SALT LAKE CITY (ABC4 News) – A Syracuse couple will have quite the story to tell their newborn daughter when she grows up. Their baby arrived as the COVID-19 pandemic took off in our state and a 5.7 magnitude earthquake hit the Wasatch Front.
“I feel like being pregnant and preparing to have a baby is already really stressful and you go through a lot in those nine months,” said McKenna Tulane. “As it got closer and things became more serious, I remember everyone was going crazy with hand sanitizer and toilet paper.”
McKenna and her husband, Mitch’s second daughter, Jersey arrived three weeks ahead of her due date on March 16th. They said their hospital experience this time was vastly different than their first one with their four-year-old daughter, Everlee.
“They asked us a list of questions about whether we’ve been out of the country and if we had any symptoms such as a cough or fever,” said McKenna.
Mitch said the couple didn’t know until they got to the delivery room that they weren’t allowed to have visitors, not even Everlee.

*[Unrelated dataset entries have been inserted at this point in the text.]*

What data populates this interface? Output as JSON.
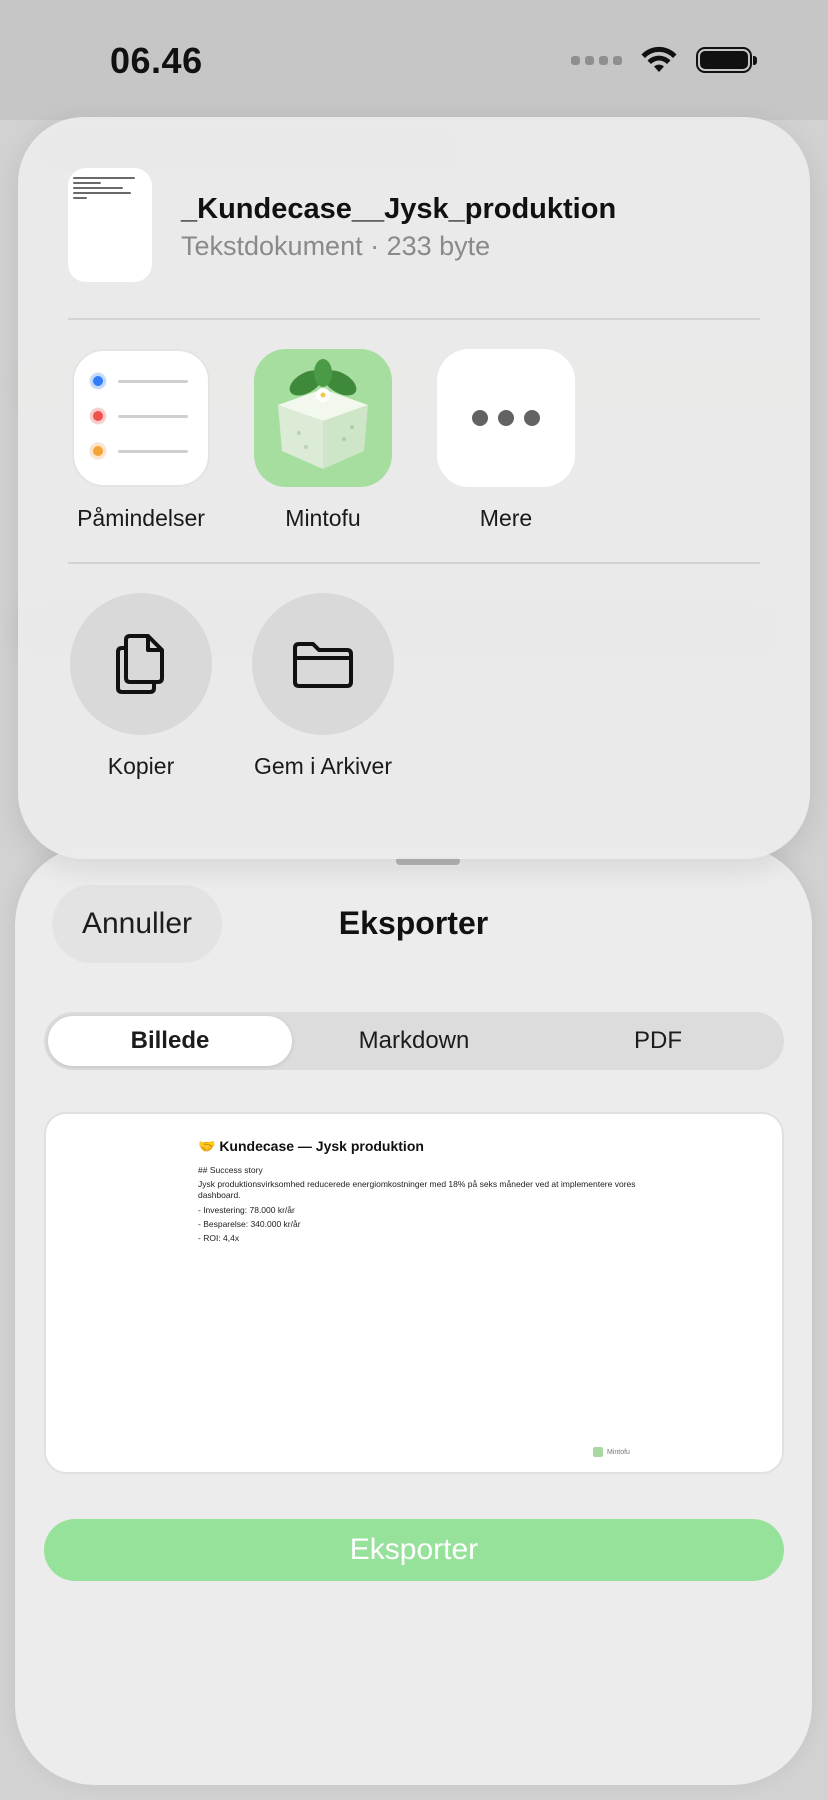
{
  "status_bar": {
    "time": "06.46"
  },
  "share_sheet": {
    "file_name": "_Kundecase__Jysk_produktion",
    "file_meta": "Tekstdokument · 233 byte",
    "apps": [
      {
        "label": "Påmindelser",
        "icon": "reminders-app-icon"
      },
      {
        "label": "Mintofu",
        "icon": "mintofu-app-icon"
      },
      {
        "label": "Mere",
        "icon": "more-icon"
      }
    ],
    "actions": [
      {
        "label": "Kopier",
        "icon": "copy-icon"
      },
      {
        "label": "Gem i Arkiver",
        "icon": "folder-icon"
      }
    ]
  },
  "export_sheet": {
    "cancel_label": "Annuller",
    "title": "Eksporter",
    "tabs": [
      {
        "label": "Billede",
        "active": true
      },
      {
        "label": "Markdown",
        "active": false
      },
      {
        "label": "PDF",
        "active": false
      }
    ],
    "preview": {
      "title": "🤝 Kundecase — Jysk produktion",
      "heading": "## Success story",
      "paragraph": "Jysk produktionsvirksomhed reducerede energiomkostninger med 18% på seks måneder ved at implementere vores dashboard.",
      "bullets": [
        "- Investering: 78.000 kr/år",
        "- Besparelse: 340.000 kr/år",
        "- ROI: 4,4x"
      ],
      "footer": "Mintofu"
    },
    "export_button_label": "Eksporter"
  },
  "colors": {
    "accent_green": "#97e29a",
    "reminder_blue": "#2f7cf6",
    "reminder_red": "#f0524a",
    "reminder_orange": "#f4a53a"
  }
}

“I think we had six people in the delivery room when Evies was born between McKenna’s sisters, moms, and grandpa. Our dads were outside the waiting room. This time, it was much less of a party. It went from having eight people at the hospital to one,” said Mitch. “That vision quickly went out the window.”

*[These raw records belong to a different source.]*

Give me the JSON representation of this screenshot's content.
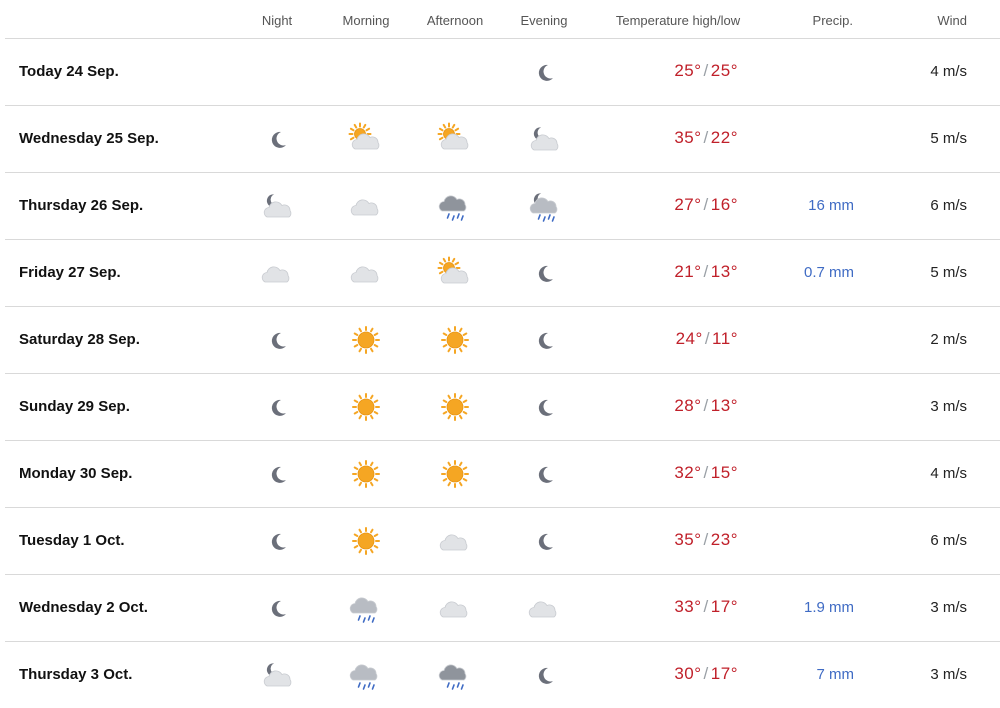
{
  "header": {
    "night": "Night",
    "morning": "Morning",
    "afternoon": "Afternoon",
    "evening": "Evening",
    "temperature": "Temperature high/low",
    "precip": "Precip.",
    "wind": "Wind"
  },
  "temp_separator": "/",
  "rows": [
    {
      "day": "Today 24 Sep.",
      "icons": [
        "",
        "",
        "",
        "moon"
      ],
      "high": "25°",
      "low": "25°",
      "precip": "",
      "wind": "4 m/s"
    },
    {
      "day": "Wednesday 25 Sep.",
      "icons": [
        "moon",
        "sun-cloud",
        "sun-cloud",
        "moon-cloud"
      ],
      "high": "35°",
      "low": "22°",
      "precip": "",
      "wind": "5 m/s"
    },
    {
      "day": "Thursday 26 Sep.",
      "icons": [
        "moon-cloud",
        "cloud",
        "rain-cloud-dark",
        "moon-rain-cloud"
      ],
      "high": "27°",
      "low": "16°",
      "precip": "16 mm",
      "wind": "6 m/s"
    },
    {
      "day": "Friday 27 Sep.",
      "icons": [
        "cloud",
        "cloud",
        "sun-cloud",
        "moon"
      ],
      "high": "21°",
      "low": "13°",
      "precip": "0.7 mm",
      "wind": "5 m/s"
    },
    {
      "day": "Saturday 28 Sep.",
      "icons": [
        "moon",
        "sun",
        "sun",
        "moon"
      ],
      "high": "24°",
      "low": "11°",
      "precip": "",
      "wind": "2 m/s"
    },
    {
      "day": "Sunday 29 Sep.",
      "icons": [
        "moon",
        "sun",
        "sun",
        "moon"
      ],
      "high": "28°",
      "low": "13°",
      "precip": "",
      "wind": "3 m/s"
    },
    {
      "day": "Monday 30 Sep.",
      "icons": [
        "moon",
        "sun",
        "sun",
        "moon"
      ],
      "high": "32°",
      "low": "15°",
      "precip": "",
      "wind": "4 m/s"
    },
    {
      "day": "Tuesday 1 Oct.",
      "icons": [
        "moon",
        "sun",
        "cloud",
        "moon"
      ],
      "high": "35°",
      "low": "23°",
      "precip": "",
      "wind": "6 m/s"
    },
    {
      "day": "Wednesday 2 Oct.",
      "icons": [
        "moon",
        "rain-cloud",
        "cloud",
        "cloud"
      ],
      "high": "33°",
      "low": "17°",
      "precip": "1.9 mm",
      "wind": "3 m/s"
    },
    {
      "day": "Thursday 3 Oct.",
      "icons": [
        "moon-cloud",
        "rain-cloud",
        "rain-cloud-dark",
        "moon"
      ],
      "high": "30°",
      "low": "17°",
      "precip": "7 mm",
      "wind": "3 m/s"
    }
  ],
  "colors": {
    "temperature": "#c0202a",
    "precipitation": "#3f6bc4",
    "moon": "#6b6f7a",
    "sun": "#f5a623",
    "cloud": "#e1e3e6",
    "rain": "#3f6bc4"
  }
}
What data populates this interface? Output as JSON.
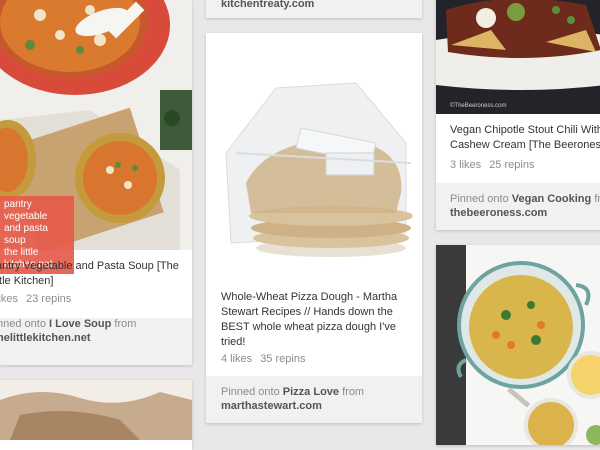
{
  "pins": {
    "soup": {
      "overlay_lines": [
        "pantry vegetable",
        "and pasta soup",
        "the little kitchen.net"
      ],
      "description": "antry Vegetable and Pasta Soup [The ttle Kitchen]",
      "likes": "likes",
      "repins": "23 repins",
      "pinned_prefix": "nned onto",
      "board": "I Love Soup",
      "from": "from",
      "source": "helittlekitchen.net"
    },
    "top_middle": {
      "source": "kitchentreaty.com"
    },
    "pizza": {
      "description": "Whole-Wheat Pizza Dough - Martha Stewart Recipes // Hands down the BEST whole wheat pizza dough I've tried!",
      "likes": "4 likes",
      "repins": "35 repins",
      "pinned_prefix": "Pinned onto",
      "board": "Pizza Love",
      "from": "from",
      "source": "marthastewart.com"
    },
    "chili": {
      "watermark": "©TheBeeroness.com",
      "description": "Vegan Chipotle Stout Chili With Cashew Cream [The Beeroness",
      "likes": "3 likes",
      "repins": "25 repins",
      "pinned_prefix": "Pinned onto",
      "board": "Vegan Cooking",
      "from": "from",
      "source": "thebeeroness.com"
    }
  },
  "colors": {
    "page_bg": "#e9e7e7",
    "footer_bg": "#f2f0f0",
    "overlay": "#e55a4a"
  }
}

Unsure of what their post-birth plan would be, McKenna spent more time alone at the hospital after sending Mitch to stock up on groceries and supplies in the case they would have to stay home for an extended amount of time. After baby Jersey’s first night at home from the hospital, the 5.7 magnitude earthquake hit the Wasatch Front.
“We live in a new development so there are still new homes being built. At first, I thought there were tractors driving in the backyard. I thought it was a little early for them to get started, but then it didn’t stop,” he said. “The rest of that morning, we were worried, thinking, ‘What else is going to happen?’ We canceled Jersey’s first pediatrician that morning because we just didn’t want to go out during the aftermath of the earthquake.”

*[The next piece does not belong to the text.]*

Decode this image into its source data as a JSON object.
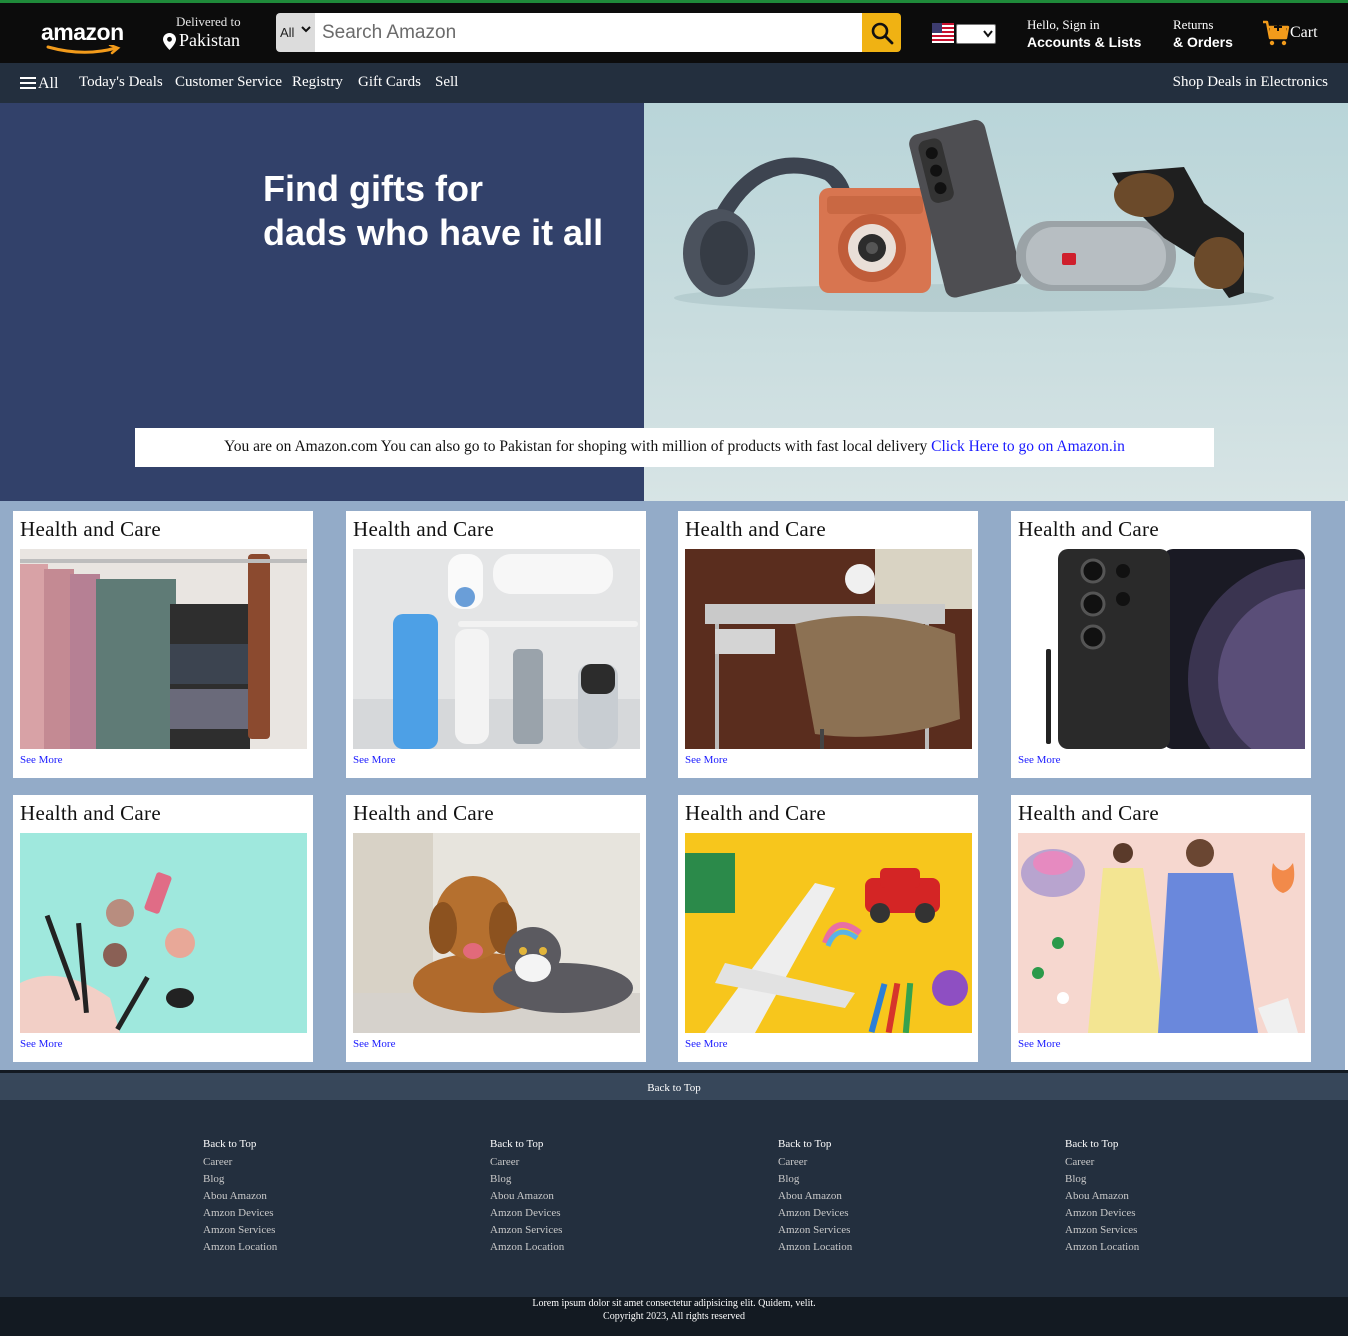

Dr. Lexi Eller, a maternal fetal medicine physician at Intermountain Medical Center said expecting couples shouldn’t be worried about their prenatal care and labor experience being much different, other than the prescreening process during check-in and the change in their visitor policy.
“One of the changes they may see in their prenatal care is that we, as physicians, are trying to do as much telehealth as we can, just to minimize patient exposure to our clinics and to hospital settings,” said Dr. Eller.
Good practice of social distancing, hand washing, and staying home whenever possible are all ways pregnant women and their loved ones can help them avoid being exposed to the virus before delivery. She said they have not experienced a large influx of patients at Intermountain Medical center due to the virus and ensures the hospital is still a safe place for deliveries.
“I want healthy women to know it’s safe to come and deliver in the hospital. We are here and we are taking all the precautions,” said Dr. Eller. “Women should be expressing their anxieties and fears to their doctors because that’s important to address.”
For pregnant women who may be experiencing symptoms of COVID-19, examination, testing, and treatment will take place outside of the hospital. Dr. Eller said if you are experiencing more significant symptoms, call your caregiver first and see where you can be seen in person. If you’re having severe symptoms, head to the emergency department.
“We are still learning a lot about COVID-19 and how it affects pregnant women. Right now, we are seeing pregnant women are doing pretty well, but we still have heightened surveillance to watch the patients closely,” she said. “In the past, we’ve seen viruses like the flu make pregnant women much sicker than non-pregnant women. But that hasn’t necessarily been the case with COVID-19. However, we just don’t have enough data to say that for sure yet.”
Dr. Eller said experts are seeing some pregnant women with the virus deliver earlier. But they have not seen any indication that the virus can compromise the pregnancy or be transmitted in the course of the pregnancy to the baby.
“We need to watch other women who’ve already had their babies very closely because some of our colleagues on the east coast are actually seeing women with coronavirus become sick after they deliver. So we need to make sure that we all have such heightened vigilance,” she said.
At Intermountain facilities, their policy does not allow pregnant women with COVID-19 to have a loved one as their personal support person during labor and the course of their hospital stay.
“I want everyone to know that we have the most incredible team of nurses and we are planning to be that support person. We’ve changed our policies around nursing staff. All of our patients right now, we’re planning to have, whenever possible, two nurses devoted to that patient’s labor so they have one support person with them all the time.”
The Tulane family told ABC4 News they are doing well after their stressful ordeal and have remained at home without visitation to keep everyone safe.
“There’s just too much that’s unknown. We don’t know when things are going to go back to normal or when our family will be able to meet her,” they said. “We’re taking it day by day and being as careful as we can. Everyone is scared right now, but doing their best to stay healthy.”